- **Problem statement**: Repeat the records below exactly, leaving out every picture.

- **Component data from apps and pages**:
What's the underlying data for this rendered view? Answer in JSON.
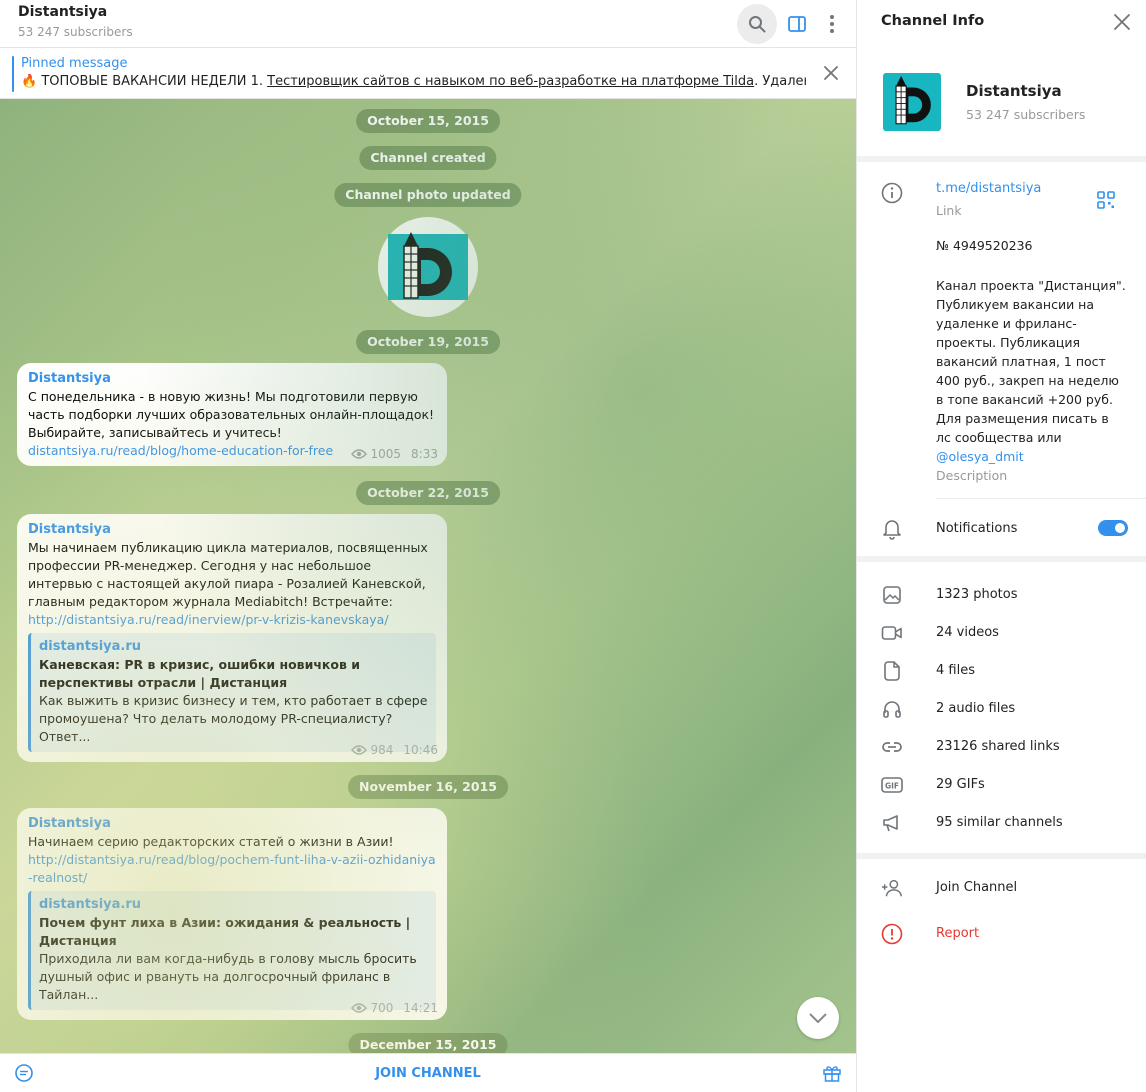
{
  "chat": {
    "title": "Distantsiya",
    "subscribers": "53 247 subscribers",
    "pinned": {
      "title": "Pinned message",
      "prefix": "🔥 ТОПОВЫЕ ВАКАНСИИ НЕДЕЛИ   1. ",
      "link": "Тестировщик сайтов с навыком по веб-разработке на платформе Tilda",
      "suffix": ". Удаленка, ЗП ..."
    },
    "service": {
      "date1": "October 15, 2015",
      "created": "Channel created",
      "photo_updated": "Channel photo updated",
      "date2": "October 19, 2015",
      "date3": "October 22, 2015",
      "date4": "November 16, 2015",
      "date5": "December 15, 2015"
    },
    "messages": [
      {
        "author": "Distantsiya",
        "text": "С понедельника - в новую жизнь! Мы подготовили первую часть подборки лучших образовательных онлайн-площадок! Выбирайте, записывайтесь и учитесь!",
        "link": "distantsiya.ru/read/blog/home-education-for-free",
        "views": "1005",
        "time": "8:33"
      },
      {
        "author": "Distantsiya",
        "text": "Мы начинаем публикацию цикла материалов, посвященных профессии PR-менеджер. Сегодня у нас небольшое интервью с настоящей акулой пиара - Розалией Каневской, главным редактором журнала Mediabitch! Встречайте:",
        "link": "http://distantsiya.ru/read/inerview/pr-v-krizis-kanevskaya/",
        "preview_site": "distantsiya.ru",
        "preview_title": "Каневская: PR в кризис, ошибки новичков и перспективы отрасли | Дистанция",
        "preview_desc": "Как выжить в кризис бизнесу и тем, кто работает в сфере промоушена? Что делать молодому PR-специалисту? Ответ...",
        "views": "984",
        "time": "10:46"
      },
      {
        "author": "Distantsiya",
        "text": "Начинаем серию редакторских статей о жизни в Азии!",
        "link": "http://distantsiya.ru/read/blog/pochem-funt-liha-v-azii-ozhidaniya-realnost/",
        "preview_site": "distantsiya.ru",
        "preview_title": "Почем фунт лиха в Азии: ожидания & реальность | Дистанция",
        "preview_desc": "Приходила ли вам когда-нибудь в голову мысль бросить душный офис и рвануть на долгосрочный фриланс в Тайлан...",
        "views": "700",
        "time": "14:21"
      }
    ],
    "join_label": "JOIN CHANNEL"
  },
  "info": {
    "title": "Channel Info",
    "name": "Distantsiya",
    "subscribers": "53 247 subscribers",
    "link": "t.me/distantsiya",
    "link_caption": "Link",
    "id": "№ 4949520236",
    "description": "Канал проекта \"Дистанция\". Публикуем вакансии на удаленке и фриланс-проекты. Публикация вакансий платная, 1 пост 400 руб., закреп на неделю в топе вакансий +200 руб.\nДля размещения писать в лс сообщества или",
    "mention": "@olesya_dmit",
    "description_caption": "Description",
    "notifications": "Notifications",
    "notifications_on": true,
    "media": {
      "photos": "1323 photos",
      "videos": "24 videos",
      "files": "4 files",
      "audio": "2 audio files",
      "links": "23126 shared links",
      "gifs": "29 GIFs",
      "similar": "95 similar channels"
    },
    "join": "Join Channel",
    "report": "Report"
  },
  "colors": {
    "accent": "#3390ec",
    "danger": "#e53935",
    "logo_teal": "#17b6c0"
  }
}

- **Task response**:
What's the underlying data for this rendered view? Answer in JSON.
{
  "chat": {
    "title": "Distantsiya",
    "subscribers": "53 247 subscribers",
    "pinned": {
      "title": "Pinned message",
      "prefix": "🔥 ТОПОВЫЕ ВАКАНСИИ НЕДЕЛИ   1. ",
      "link": "Тестировщик сайтов с навыком по веб-разработке на платформе Tilda",
      "suffix": ". Удаленка, ЗП ..."
    },
    "service": {
      "date1": "October 15, 2015",
      "created": "Channel created",
      "photo_updated": "Channel photo updated",
      "date2": "October 19, 2015",
      "date3": "October 22, 2015",
      "date4": "November 16, 2015",
      "date5": "December 15, 2015"
    },
    "messages": [
      {
        "author": "Distantsiya",
        "text": "С понедельника - в новую жизнь! Мы подготовили первую часть подборки лучших образовательных онлайн-площадок! Выбирайте, записывайтесь и учитесь!",
        "link": "distantsiya.ru/read/blog/home-education-for-free",
        "views": "1005",
        "time": "8:33"
      },
      {
        "author": "Distantsiya",
        "text": "Мы начинаем публикацию цикла материалов, посвященных профессии PR-менеджер. Сегодня у нас небольшое интервью с настоящей акулой пиара - Розалией Каневской, главным редактором журнала Mediabitch! Встречайте:",
        "link": "http://distantsiya.ru/read/inerview/pr-v-krizis-kanevskaya/",
        "preview_site": "distantsiya.ru",
        "preview_title": "Каневская: PR в кризис, ошибки новичков и перспективы отрасли | Дистанция",
        "preview_desc": "Как выжить в кризис бизнесу и тем, кто работает в сфере промоушена? Что делать молодому PR-специалисту? Ответ...",
        "views": "984",
        "time": "10:46"
      },
      {
        "author": "Distantsiya",
        "text": "Начинаем серию редакторских статей о жизни в Азии!",
        "link": "http://distantsiya.ru/read/blog/pochem-funt-liha-v-azii-ozhidaniya-realnost/",
        "preview_site": "distantsiya.ru",
        "preview_title": "Почем фунт лиха в Азии: ожидания & реальность | Дистанция",
        "preview_desc": "Приходила ли вам когда-нибудь в голову мысль бросить душный офис и рвануть на долгосрочный фриланс в Тайлан...",
        "views": "700",
        "time": "14:21"
      }
    ],
    "join_label": "JOIN CHANNEL"
  },
  "info": {
    "title": "Channel Info",
    "name": "Distantsiya",
    "subscribers": "53 247 subscribers",
    "link": "t.me/distantsiya",
    "link_caption": "Link",
    "id": "№ 4949520236",
    "description": "Канал проекта \"Дистанция\". Публикуем вакансии на удаленке и фриланс-проекты. Публикация вакансий платная, 1 пост 400 руб., закреп на неделю в топе вакансий +200 руб.\nДля размещения писать в лс сообщества или",
    "mention": "@olesya_dmit",
    "description_caption": "Description",
    "notifications": "Notifications",
    "notifications_on": true,
    "media": {
      "photos": "1323 photos",
      "videos": "24 videos",
      "files": "4 files",
      "audio": "2 audio files",
      "links": "23126 shared links",
      "gifs": "29 GIFs",
      "similar": "95 similar channels"
    },
    "join": "Join Channel",
    "report": "Report"
  },
  "colors": {
    "accent": "#3390ec",
    "danger": "#e53935",
    "logo_teal": "#17b6c0"
  }
}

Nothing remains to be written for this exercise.